**DESCRIPTION OF THE TASK:**
Your task is to copy each line of the records that includes the string "text".

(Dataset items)
- Opening Delimiter -
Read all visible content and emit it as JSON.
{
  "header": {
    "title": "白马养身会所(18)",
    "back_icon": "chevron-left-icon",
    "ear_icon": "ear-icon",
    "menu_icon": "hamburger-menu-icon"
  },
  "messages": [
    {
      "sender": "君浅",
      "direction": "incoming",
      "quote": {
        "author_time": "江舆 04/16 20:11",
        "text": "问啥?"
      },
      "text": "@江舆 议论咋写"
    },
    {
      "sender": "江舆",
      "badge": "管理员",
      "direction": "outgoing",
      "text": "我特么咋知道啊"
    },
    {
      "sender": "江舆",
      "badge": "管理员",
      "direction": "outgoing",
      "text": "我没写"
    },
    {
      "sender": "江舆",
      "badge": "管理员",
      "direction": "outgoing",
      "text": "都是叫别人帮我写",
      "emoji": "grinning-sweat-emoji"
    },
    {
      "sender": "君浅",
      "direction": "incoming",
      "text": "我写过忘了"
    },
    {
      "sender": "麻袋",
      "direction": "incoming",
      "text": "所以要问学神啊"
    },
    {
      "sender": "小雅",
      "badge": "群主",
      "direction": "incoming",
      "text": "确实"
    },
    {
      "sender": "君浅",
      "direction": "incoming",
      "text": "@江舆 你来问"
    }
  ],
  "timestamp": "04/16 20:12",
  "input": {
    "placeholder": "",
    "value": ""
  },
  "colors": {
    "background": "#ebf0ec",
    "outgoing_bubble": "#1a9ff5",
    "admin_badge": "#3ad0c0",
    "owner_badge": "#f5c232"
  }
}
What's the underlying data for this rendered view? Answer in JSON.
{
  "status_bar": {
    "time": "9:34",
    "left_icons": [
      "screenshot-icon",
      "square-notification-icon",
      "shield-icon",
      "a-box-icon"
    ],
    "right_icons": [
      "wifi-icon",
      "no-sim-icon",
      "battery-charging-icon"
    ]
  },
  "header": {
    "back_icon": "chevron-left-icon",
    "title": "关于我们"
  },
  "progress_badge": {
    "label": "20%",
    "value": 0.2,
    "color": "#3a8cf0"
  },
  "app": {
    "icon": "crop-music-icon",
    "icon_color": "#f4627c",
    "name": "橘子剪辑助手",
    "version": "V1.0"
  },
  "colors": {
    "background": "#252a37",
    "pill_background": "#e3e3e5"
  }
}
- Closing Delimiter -
**RESULT OF THE EXERCISE:**
        "text": "问啥?"
      "text": "@江舆 议论咋写"
      "text": "我特么咋知道啊"
      "text": "我没写"
      "text": "都是叫别人帮我写",
      "text": "我写过忘了"
      "text": "所以要问学神啊"
      "text": "确实"
      "text": "@江舆 你来问"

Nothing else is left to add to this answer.